Saturday, June 17, 2017

Religious Exclusivity: Does It Matter?

  By Rudy Barnes, Jr.

            Since last week’s commentary on religious exclusivity, that topic has reverberated through the media.  It demands a second look at the question: Does religious exclusivity—the belief that God condemns unbelievers to eternal damnation—matter in politics?

            The greatest commandment to love God and to love our neighbors as we love ourselves—including neighbors of other races and religions—is a common word of faith for Jews, Christians and Muslims alike.  A belief that God limits his love and salvation to those of one religion and condemns all others to eternal damnation is in conflict with that love command.

            Proselytizing is a mission priority of exclusivist believers, but it demeans other religions.  Jesus was a Jew who never promoted any religion and taught that all who did God’s will were part of the family of God.  Exclusivist church doctrines that established Christianity as the one true faith and defined hell came later; they were created and promoted by the church.   
            Fareed Zakaria has reminded us that our nation is polarized on “core issues about identity, culture and religion” that make compromise seem immoral.  Religious and political reconciliation is a priority, but religious exclusivity is an obstacle to that reconciliation.  If God’s will is to reconcile and redeem humanity and Satan’s will is to divide and conquer, then Satan has done a convincing imitation of God in the church, mosque and in politics.

            Michael Gerson has pointed out that 80% of evangelical Christians, 63% of Catholics and 76% of Muslims believe that God condemns all unbelievers to hell.  Those statistics indicate that religious exclusivity will be an obstacle to political reconciliation.  That certainly matters in politics, but Gerson does not reject exclusivist religious beliefs in arguing for religious pluralism.

            Jacob Lupfer criticized Bernie Sanders as the unwitting star of cluelessness on religion at the confirmation hearing for Russel Vought.  He praised Vought, who “without explaining or defending his belief that Muslims stand condemned stated I believe that all individuals are made in the image of God and are worthy of dignity and respect regardless of their religious beliefs.”  

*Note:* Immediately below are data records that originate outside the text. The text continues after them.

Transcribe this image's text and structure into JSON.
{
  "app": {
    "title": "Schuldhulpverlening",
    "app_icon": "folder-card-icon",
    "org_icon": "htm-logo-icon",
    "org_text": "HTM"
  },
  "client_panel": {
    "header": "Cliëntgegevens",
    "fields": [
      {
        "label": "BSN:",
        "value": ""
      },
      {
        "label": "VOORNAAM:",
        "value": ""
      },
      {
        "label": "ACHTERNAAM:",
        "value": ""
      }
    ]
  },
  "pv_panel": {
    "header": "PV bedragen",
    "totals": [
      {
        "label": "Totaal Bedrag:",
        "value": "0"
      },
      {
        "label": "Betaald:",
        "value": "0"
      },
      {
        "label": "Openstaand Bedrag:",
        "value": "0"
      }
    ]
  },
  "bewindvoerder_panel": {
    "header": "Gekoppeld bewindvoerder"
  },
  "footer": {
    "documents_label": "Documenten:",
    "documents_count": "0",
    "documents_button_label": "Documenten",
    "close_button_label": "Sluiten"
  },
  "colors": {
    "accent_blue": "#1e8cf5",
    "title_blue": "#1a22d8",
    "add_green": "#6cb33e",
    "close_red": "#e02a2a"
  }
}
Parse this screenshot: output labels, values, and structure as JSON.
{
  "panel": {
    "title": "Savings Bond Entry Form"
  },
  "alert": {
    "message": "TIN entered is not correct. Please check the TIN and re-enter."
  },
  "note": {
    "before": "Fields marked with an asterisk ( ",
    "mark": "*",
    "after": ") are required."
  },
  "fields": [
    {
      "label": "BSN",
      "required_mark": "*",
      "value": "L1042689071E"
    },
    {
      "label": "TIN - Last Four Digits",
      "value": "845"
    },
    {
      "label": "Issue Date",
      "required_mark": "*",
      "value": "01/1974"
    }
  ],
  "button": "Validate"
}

            It defies reason to think that a person can believe Muslims “stand condemned” by God and still consider them “…made in the image of God and worthy of dignity and respect.…”  But Lupfer avoided that contradiction by arguing that religious beliefs should be ignored in confirmation hearings, where only political issues like health care policy should be considered. 
            The theological arguments underlying religious exclusivism will not be easily resolved.  Religions will continue to defend their exclusivist doctrines, and tradition is a powerful force in opposing progressive change.  Since exclusivist believers promote religious division, how can progressive believers promote religious and political reconciliation?
            Reconciliation requires countering the divisiveness of religious exclusivity with love for our neighbors of other races and religions.  To that end a group of prominent religious leaders, including Pope Francis, Ayotollah Sayyid Fadhel Al-Milani, Rabbi Dr. Alon Goshen-Gottstein and the Dalai Lama, has issued an appeal for believers to make friends with those of other religions.  Friendship is a mutual act of love that truly matters in religion and politics.

Notes and related commentary:

On last week’s commentary on religious exclusivity and discrimination in politics see

On Michael Gerson’s commentary on Bernie Sanders’ crusade against…believing in hell see

On Jacob Lupfor’s commentary on Bernie Sanders as the unwitting star of liberal cluelessness in religion, see
On the world’s top religious leaders issuing a rare joint appeal to make friends of those in other religions, see

On all who do God’s will as brothers and sisters of Jesus in the family of God, see

On apostasy and blasphemy laws undermining a common word of faith, see

On promoting religion through evangelism and proselytizing, see

On religion and a politics of reconciliation based on shared values, see

On the need for a revolution in religion and politics, see

On the relevance of Jesus and the irrelevance of the church in today’s world, see

On intrafaith reconciliation as a prerequisite for interfaith reconciliation, see


  1. The bar is set high for every one of the bloggers out there.Joseph Hayon

  2. But these very elitist notions are why, as a young adult, I reached out to many other traditions and discovered how narrow and oppressive a viewpoint like this can be.

    1. Thanks for your comments, Mark. I see that you focus on psychic and mystical matters. My faith is grounded in mystical beliefs, but I, like Thomas Jefferson, have chosen to address the moral imperatives of faith that relate to politics and leave mystical beliefs to individual believers.